"The bloodbath, the cruelty, the death that I saw, so many times around me during those few months between March of 1944 and January of 1945 made me a very old young man," he said in a book accompanying a 1998 documentary about Hungarian American Holocaust survivors, "The Last Days."
In 1947, he won an academic scholarship to study in the United States and received bachelor's and master's degrees in economics from the University of Washington. In 1953, he earned a doctorate in economics from the University of California at Berkeley.

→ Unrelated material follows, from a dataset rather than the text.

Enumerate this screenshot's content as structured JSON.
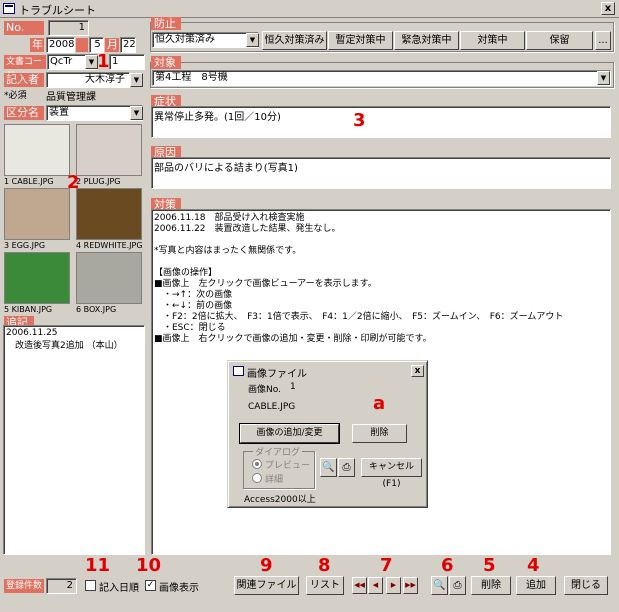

He became an economics professor at San Francisco State University, a business consultant and an international affairs analyst for public television. He also was active in Democratic politics and was an adviser to the Senate Foreign Relations Committee when he ran for the House.
The seat had been held by Leo J. Ryan, a Democrat killed in 1978 in Guyana by members of the American-led Peoples Temple cult shortly before the cult's mass suicide at Jonestown. In 1980, Rep. Lantos won a marginal victory over Bill Royer, a Republican who had won a special election to fill the vacancy caused by Ryan's death.
In 1989, Rep. Lantos led a highly publicized House Government Operations Committee probe into corruption at the Department of Housing and Urban Development. His panel found developers and consultants involved in influence peddling and other forms of abuse with the Section 8 housing program.
Survivors include his wife, Annette Tillemann Lantos, whom he married in 1950, of Burlingame, Calif., and Washington; two daughters, Annette Tillemann-Dick of Denver and Katrina Swett of Bow, N.H.; 17 grandchildren; and two great-grandsons.
In 2002, Rep. Lantos tried to exert his influence to help his daughter Katrina -- the wife of former congressman Dick Swett (D-N.H.) -- win a U.S. House seat in New Hampshire. She lost to incumbent Charles Bass (R), who had defeated her husband in 1994.